River levels were dropping and much of the floodwater is receding quickly, said Tony Phipps, of Northland Civil Defence.
Most roads around the region are expected to reopen over the next 24 hours with crews working to remove slip debris.
Local councils say a number of areas have been affected by flooding, and some communities are still cut off.
There is still substantial disruption to traffic flows on State Highway 1 _ State Highway at Dome Valley and SH16 had reponed but Phipps still urged motorists to stay off the roads.
Paihia's water treatment plant was also damaged and residents are being asked to conserve water over the next 24 hours.
Power outages continue in many coastal communities in the Far North.
Phipps says exposed sewage pipes in Opua and potentially sewage-contaminated floodwaters and harbours are a concern.
There could be health risks from swimming or collecting shellfish from the region's harbours over the next couple of days.
Boaties are also being warned to keep an eye out for any debris or navigational hazards around our harbours and coastline over the coming days.
Wilma's wet legacy saw Mt Maunganui near Tauranga closed to the public until Wednesday after severe mud slides and landslips following torrential rain made the area unsafe.
The New Zealand Transport Agency (NZTA) said driving conditions would remain hazardous as surface flooding and slips on many state highways and roads in the northern Auckland region and Northland.
People should only travel if absolutely necessary.
''Although the sun has returned to many places, flood waters still persist and we do need to do more detailed inspections in some places to assess slips and other storm-related damage,'' says the NZTA's state highways manager for Auckland and Northland, Tommy Parker.
Bay of Plenty Regional Council rivers and drainage staff are also busy responding to flooding-related calls including over-flowing drains, streams and canals.
The Bay of Plenty District Health Board has warned that people should avoid swimming in all rivers, streams and harbours for 48 hours as farm run-off may have contaminated them with sewage.
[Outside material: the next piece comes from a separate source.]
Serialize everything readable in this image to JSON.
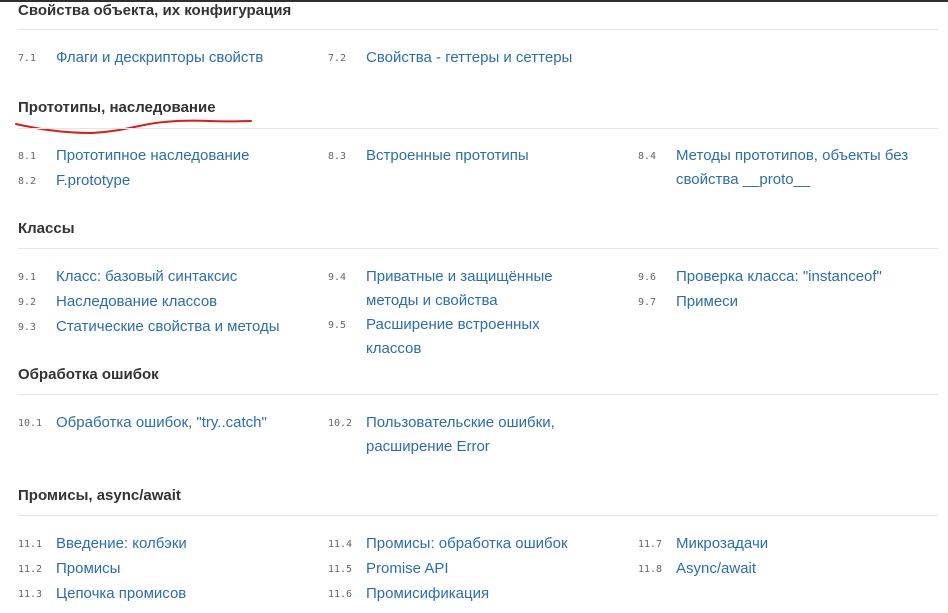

Sewage overflows have also been reported in Tauranga Harbour and residents were urged to conserve water for the next 24 hours.
Numerous roads on the Coromandel Peninsula were closed due to slips today.
Roading contractors were working hard to clear the slips but many roads may remain inaccessible throughout the weekend.
Thames-Coromandel District Council operations manager, Greg Hampton, said ''stormwater and sewage systems are under severe pressure and working at full capacity.''